6) Set out exactly what constitutes overuse of personal online activity in work
It’s vital to include an acceptable use policy outlining appropriate personal online activity during working hours, be it social media, email or internet, as you may need to rely on it should an employee’s performance suffer due to excessive time spent online.
Set out prohibited websites, the extent of online activity that will be tolerated during a working day, and remind them that their internet activity may be monitored now and again.
Explain why you have set up the policies you have, and it’s more likely that your workforce will be on board.

7) Don’t gag your employees
Any attempts to prevent employees from posting on social media could result in some serious freedom of speech issues, so don’t try and stop them from doing so. Instead, educate staff as to what they can do to support the business on social media and help drive more people to its website.

8) Educate your team about malware
All it takes is a click on a social media link for your network to come under attack, so educate employees on how to recognise suspicious messages and links in order to protect your system.

9) Ask for specialist input
Whether it’s your HR department or your legal adviser, it’s vital to ask other members of your team for specialist input to ensure all your bases are covered. A solicitor, for example, will be able to advise you on the wording needed in your policy to ensure no copyright rules are breached when sharing third-party content, while your HR team can advise on parts of the policy that could impact on employees’ contracts.

10) Make the policy easily accessible
It could be housed on your company intranet or in employee handbooks, but wherever you choose to publish it, make sure the social media policy is easy for all employees to access.

11 ) Offer employees the opportunity to learn
Whether they’ve just dipped their toe in the water or are regular social media posters, employees should be offered the opportunity to learn more about how they can interact with people on behalf of your organisation, helping to raise their own profile and that of the business in the process.

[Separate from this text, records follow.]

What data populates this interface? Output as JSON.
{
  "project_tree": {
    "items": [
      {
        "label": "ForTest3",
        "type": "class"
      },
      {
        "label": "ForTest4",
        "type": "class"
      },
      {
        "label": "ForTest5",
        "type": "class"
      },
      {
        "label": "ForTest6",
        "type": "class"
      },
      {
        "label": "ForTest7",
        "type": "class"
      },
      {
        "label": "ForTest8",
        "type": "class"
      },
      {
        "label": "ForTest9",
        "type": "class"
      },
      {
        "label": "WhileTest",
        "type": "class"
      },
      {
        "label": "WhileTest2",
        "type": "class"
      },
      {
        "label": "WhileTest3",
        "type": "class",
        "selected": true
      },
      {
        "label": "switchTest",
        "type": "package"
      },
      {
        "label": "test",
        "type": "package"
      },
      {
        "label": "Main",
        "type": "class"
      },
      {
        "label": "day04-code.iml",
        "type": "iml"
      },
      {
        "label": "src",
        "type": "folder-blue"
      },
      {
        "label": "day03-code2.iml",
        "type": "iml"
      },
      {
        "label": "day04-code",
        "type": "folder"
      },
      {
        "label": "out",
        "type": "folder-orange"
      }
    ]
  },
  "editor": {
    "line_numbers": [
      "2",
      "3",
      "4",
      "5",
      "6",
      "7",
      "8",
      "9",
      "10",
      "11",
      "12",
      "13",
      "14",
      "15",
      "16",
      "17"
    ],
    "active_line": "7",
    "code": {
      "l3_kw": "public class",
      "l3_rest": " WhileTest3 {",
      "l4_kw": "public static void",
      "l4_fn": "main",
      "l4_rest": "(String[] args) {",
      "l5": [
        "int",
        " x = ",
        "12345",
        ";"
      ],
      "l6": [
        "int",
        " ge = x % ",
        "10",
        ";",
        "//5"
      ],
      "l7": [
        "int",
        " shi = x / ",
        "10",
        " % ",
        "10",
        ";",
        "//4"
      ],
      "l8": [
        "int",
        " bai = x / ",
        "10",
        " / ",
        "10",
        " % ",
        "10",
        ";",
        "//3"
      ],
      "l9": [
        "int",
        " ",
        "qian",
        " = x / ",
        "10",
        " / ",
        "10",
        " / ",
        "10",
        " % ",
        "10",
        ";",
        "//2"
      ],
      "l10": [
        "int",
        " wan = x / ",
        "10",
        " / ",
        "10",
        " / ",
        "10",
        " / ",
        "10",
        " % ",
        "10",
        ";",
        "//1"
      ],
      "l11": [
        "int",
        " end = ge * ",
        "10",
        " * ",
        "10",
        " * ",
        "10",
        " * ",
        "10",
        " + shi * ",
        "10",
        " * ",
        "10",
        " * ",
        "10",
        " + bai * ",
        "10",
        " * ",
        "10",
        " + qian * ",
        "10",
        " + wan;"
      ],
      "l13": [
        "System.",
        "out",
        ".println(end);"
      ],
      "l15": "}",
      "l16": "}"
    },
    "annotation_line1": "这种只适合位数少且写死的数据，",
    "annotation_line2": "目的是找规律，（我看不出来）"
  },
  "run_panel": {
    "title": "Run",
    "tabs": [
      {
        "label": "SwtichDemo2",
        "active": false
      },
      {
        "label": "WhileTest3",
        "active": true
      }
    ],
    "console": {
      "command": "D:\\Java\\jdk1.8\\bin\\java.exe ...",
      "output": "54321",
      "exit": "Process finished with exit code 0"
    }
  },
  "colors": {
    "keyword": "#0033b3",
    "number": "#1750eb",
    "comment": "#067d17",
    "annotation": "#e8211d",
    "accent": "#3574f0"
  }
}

Speak to us

If you’re not sure what sort of help you need, get in touch and we’ll help you work things out.

Leaf Leaf